6 Black Creatives To Support Right Now
As a young brand in an industry that has long been steeped in racism, sexism, and economic inequality, it is our responsibility to acknowledge the injustices embedded in hospitality and drinking culture.
We want to hold ourselves accountable to ensure our anti-racism education reverberates beyond this current moment. Anti-racism work is never over. From our internal team, to our partners and freelance creatives we work with now and in the future, we are committed to amplifying BIPOC voices through diverse and inclusive hiring practices, creative campaigns, and editorial voices.
We are a maker-driven brand, and that starts with the creatives we partner with, from the photographers who bring our brand to life to the small studios whose beautiful ceramics and glassware we stock in our own homes. The creative industry has historically been white-dominated–of the 26% of BIPOC who hold a job in the creative sector, only 8% of those are Black. We are committed to using both our platform and our spending power to support Black makers. Below are some of our favorite Black-owned businesses you can and should support right now:
One of our longstanding creative partners, O&M is a creative agency with elevated visual storytelling at its heart. 100% of the profits from their online art shop go directly to the team member who designed it.
Estelle Colored Glass is a luxury brand of hand-blown, vintage-inspired glassware now available in cotton candy colors like blushed pink and lavender. The champagne coupe is perfectly suited for a gimlet.
YOWIE is a Philadelphia-based shop that sources homegoods and apparel from independent designers and artists. Founder Shannon Maldonado offers consultations on prop styling, art direction, and interior design.
Founded by designers and creative directors Byron and Dexter Peart, Goodee World is a curated marketplace offering sustainable, thoughtfully made homegoods, from bold textiles to delicate woven light fixtures.
Founded by Klancy Miller, For The Culture is a biannual print magazine that celebrates Black women in food and wine. All of the stories in For The Culture are about Black women, written by Black women, and photographed and illustrated by Black women.

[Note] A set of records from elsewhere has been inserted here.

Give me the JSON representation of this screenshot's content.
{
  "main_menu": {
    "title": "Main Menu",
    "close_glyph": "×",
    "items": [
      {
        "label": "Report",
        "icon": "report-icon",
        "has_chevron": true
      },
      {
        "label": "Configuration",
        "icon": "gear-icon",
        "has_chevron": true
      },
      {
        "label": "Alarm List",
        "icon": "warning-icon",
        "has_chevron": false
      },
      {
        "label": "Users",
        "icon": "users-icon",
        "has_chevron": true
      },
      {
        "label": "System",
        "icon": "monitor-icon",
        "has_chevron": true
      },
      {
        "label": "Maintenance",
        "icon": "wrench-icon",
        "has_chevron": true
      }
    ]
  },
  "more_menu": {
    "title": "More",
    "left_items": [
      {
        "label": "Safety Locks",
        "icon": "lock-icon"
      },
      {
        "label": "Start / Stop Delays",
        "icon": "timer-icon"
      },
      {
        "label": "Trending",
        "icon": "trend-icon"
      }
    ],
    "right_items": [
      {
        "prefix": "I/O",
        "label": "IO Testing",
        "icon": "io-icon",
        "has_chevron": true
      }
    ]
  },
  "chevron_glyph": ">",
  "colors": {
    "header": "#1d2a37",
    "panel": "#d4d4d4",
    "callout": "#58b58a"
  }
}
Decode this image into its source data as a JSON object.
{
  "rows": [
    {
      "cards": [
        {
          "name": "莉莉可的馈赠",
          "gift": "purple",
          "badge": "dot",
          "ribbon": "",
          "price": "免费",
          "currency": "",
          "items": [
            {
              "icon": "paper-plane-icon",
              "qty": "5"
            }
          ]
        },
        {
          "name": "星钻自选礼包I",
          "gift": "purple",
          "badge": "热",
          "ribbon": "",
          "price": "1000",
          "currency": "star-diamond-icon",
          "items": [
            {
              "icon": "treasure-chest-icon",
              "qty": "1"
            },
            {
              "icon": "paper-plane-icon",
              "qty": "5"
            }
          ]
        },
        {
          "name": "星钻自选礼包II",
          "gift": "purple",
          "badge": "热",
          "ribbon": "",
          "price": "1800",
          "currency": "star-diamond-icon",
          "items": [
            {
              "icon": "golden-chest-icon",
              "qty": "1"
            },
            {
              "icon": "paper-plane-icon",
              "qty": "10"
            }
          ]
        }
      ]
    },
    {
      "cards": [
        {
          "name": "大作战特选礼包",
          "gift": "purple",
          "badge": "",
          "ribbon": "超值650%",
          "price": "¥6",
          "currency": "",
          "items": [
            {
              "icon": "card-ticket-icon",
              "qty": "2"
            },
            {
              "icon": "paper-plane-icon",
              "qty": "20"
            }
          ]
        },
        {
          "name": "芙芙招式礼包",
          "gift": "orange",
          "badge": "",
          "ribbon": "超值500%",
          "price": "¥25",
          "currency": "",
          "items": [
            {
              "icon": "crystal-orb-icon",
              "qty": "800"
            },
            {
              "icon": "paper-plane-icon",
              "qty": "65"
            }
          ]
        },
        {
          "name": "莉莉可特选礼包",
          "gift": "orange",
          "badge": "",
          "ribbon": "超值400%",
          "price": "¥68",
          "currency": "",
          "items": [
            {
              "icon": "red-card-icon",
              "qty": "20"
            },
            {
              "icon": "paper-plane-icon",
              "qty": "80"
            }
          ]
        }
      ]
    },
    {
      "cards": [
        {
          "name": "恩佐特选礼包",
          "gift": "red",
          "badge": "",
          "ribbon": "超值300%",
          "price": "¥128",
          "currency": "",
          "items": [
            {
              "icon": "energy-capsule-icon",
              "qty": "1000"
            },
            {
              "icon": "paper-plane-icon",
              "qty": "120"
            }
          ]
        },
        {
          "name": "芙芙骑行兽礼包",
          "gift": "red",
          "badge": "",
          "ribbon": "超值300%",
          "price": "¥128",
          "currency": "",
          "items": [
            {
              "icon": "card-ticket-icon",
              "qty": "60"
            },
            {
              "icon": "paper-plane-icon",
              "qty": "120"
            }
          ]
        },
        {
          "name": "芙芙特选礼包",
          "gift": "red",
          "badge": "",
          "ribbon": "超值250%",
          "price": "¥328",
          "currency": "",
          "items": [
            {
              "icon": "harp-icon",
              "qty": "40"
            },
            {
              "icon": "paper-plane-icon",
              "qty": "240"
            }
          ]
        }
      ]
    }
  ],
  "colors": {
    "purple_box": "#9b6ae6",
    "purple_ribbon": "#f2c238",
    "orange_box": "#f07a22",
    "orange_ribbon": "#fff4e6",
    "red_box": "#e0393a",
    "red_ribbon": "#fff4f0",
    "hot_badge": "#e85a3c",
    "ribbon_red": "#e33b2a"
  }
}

Dina Nur Satti makes ceramics inspired by the daily rituals of the Sahara. From handcrafted incense holders to elegant whiskey and mezcal cups, Satti’s collection thoughtfully pays homage to the Somali and Sudanese traditions she grew up with.